Seat Position

– Last Updated: Oct-13-06 11:17 PM EST –

Most of the time I sit in the rear seat, pushed slightly forward. This has several advantages.

First, it is much easier to make turns from that position. I can reach back and use the paddle as a rudder for correction strokes if needed.

With more weight in back, the pivot point of the boat is further aft. Any course adjustments from that position are easier and more effective than if I sit in the front seat.

And, going downriver, the boat will generally maintain position when you rest and just go with the flow. If you sit in front, the boat will want to turn around.

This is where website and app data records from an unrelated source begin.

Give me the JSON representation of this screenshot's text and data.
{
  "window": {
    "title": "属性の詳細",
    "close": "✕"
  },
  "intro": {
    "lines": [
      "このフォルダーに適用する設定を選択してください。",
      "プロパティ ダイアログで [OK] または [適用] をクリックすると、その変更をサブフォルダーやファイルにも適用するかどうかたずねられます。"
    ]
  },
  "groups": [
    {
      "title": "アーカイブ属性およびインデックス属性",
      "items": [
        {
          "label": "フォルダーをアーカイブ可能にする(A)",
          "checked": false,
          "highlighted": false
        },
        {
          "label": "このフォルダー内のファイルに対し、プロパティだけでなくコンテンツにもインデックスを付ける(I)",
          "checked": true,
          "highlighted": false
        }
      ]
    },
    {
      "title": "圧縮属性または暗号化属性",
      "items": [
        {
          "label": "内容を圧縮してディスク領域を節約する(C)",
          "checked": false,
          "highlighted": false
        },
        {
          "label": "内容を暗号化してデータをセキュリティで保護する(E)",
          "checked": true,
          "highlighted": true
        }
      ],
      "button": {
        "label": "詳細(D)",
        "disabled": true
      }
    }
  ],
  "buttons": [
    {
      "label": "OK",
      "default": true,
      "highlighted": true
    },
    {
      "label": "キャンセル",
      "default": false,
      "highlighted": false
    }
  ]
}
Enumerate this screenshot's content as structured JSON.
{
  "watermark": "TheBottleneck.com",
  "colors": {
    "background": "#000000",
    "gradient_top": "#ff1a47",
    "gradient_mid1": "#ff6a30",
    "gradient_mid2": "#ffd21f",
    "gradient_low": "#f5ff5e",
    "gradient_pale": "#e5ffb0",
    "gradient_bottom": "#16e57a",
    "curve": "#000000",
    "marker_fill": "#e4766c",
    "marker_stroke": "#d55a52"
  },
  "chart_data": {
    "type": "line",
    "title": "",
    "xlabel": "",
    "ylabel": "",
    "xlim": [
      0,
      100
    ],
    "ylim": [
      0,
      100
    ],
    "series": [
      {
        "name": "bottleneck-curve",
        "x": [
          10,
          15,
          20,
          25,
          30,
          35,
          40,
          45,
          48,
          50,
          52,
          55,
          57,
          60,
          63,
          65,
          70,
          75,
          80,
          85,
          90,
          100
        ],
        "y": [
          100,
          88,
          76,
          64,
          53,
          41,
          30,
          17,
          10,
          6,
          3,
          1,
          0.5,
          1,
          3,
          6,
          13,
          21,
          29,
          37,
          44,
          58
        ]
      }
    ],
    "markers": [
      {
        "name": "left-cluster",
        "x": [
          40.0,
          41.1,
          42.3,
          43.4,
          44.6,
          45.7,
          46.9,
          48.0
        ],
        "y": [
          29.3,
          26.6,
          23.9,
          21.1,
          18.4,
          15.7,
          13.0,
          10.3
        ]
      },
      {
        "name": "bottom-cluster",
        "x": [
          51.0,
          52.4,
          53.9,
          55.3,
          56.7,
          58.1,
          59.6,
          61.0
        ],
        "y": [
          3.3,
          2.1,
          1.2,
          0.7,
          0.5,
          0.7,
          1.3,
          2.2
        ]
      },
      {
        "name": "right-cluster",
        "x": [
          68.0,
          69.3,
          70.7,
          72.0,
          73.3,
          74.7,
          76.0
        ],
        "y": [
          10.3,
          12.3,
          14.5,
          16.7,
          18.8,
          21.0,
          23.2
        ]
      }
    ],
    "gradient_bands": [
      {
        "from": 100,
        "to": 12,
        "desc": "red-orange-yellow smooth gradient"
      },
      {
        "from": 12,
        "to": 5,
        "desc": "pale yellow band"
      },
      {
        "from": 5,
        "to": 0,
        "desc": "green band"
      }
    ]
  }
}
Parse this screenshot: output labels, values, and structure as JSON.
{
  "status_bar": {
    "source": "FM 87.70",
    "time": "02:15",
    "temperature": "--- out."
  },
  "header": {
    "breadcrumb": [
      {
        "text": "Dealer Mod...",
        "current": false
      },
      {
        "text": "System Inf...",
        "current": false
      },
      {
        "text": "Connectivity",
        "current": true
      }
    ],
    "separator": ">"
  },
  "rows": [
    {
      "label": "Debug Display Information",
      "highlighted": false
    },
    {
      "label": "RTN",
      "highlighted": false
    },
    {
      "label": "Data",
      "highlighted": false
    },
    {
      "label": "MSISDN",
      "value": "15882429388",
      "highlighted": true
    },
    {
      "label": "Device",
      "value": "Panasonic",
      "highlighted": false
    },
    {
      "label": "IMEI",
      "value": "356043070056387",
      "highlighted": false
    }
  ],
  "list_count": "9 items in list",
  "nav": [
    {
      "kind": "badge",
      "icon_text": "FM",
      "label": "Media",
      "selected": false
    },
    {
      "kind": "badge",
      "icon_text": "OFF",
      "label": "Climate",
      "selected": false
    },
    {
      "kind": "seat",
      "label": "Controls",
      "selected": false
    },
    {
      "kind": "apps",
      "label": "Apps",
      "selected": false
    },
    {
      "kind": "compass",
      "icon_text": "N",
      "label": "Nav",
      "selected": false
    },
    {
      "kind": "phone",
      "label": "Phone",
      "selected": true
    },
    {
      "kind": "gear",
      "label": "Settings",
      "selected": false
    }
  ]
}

But, trim is important in wind and waves. Going INTO wind/waves for any length of time, I find it much easier to sit in the front seat to prevent weathervaning away from the wind. In fact, in strong wind/waves it can be virtually impossible to turn the boat into the wind/waves sitting in the rear seat!

But going WITH the wind or waves, it is better to sit in the rear seat for the same reason.

Just remember, the heavier and deeper end of the boat will try to stay put, while the lighter and shallower end will turn away from the wind/waves.

With the wind/waves off your beam, you'll often find a strong tendency for the boat to veer off course, either into or away from the wind/waves. Sliding your seat or shifting weight fore/aft even a little can make a tremendous difference in the effort needed to maintain course.

Thanks for those tips, I paddled it for the first time this week and sat in the front seat at kayak center, did not have any trouble in flat water, but it makes more sense as you say to sit in stern seat pushed forward, and then that would allow me to use rudder pedals, thanks.


I’ve a loon 138, its taken a bit of time
to find the best seat position. I’d assume the 160 has similarities. One might think that more midship would be beat, but too much surface of the kayak seems to be in contact with the water. All the way back tilts the bow to far up. Mostly, I find not quite 3/4 back is about right. Too far forward, it the bow plows into the water. If yours has the round rails, keep them clean and maybe oil with a silcone spray once and a while so you can slide the seat back and forth as you may need to.

Solo 160T
Thanks jerlfletcher, that is great tip, spraying the sliding bars, I thought it wouldn’t be good to have you seat sliding back and forth, I suppose I could make some sort of holder or wedge to keep seat stationary while paddling, but have the option to change it while paddling as well. Great!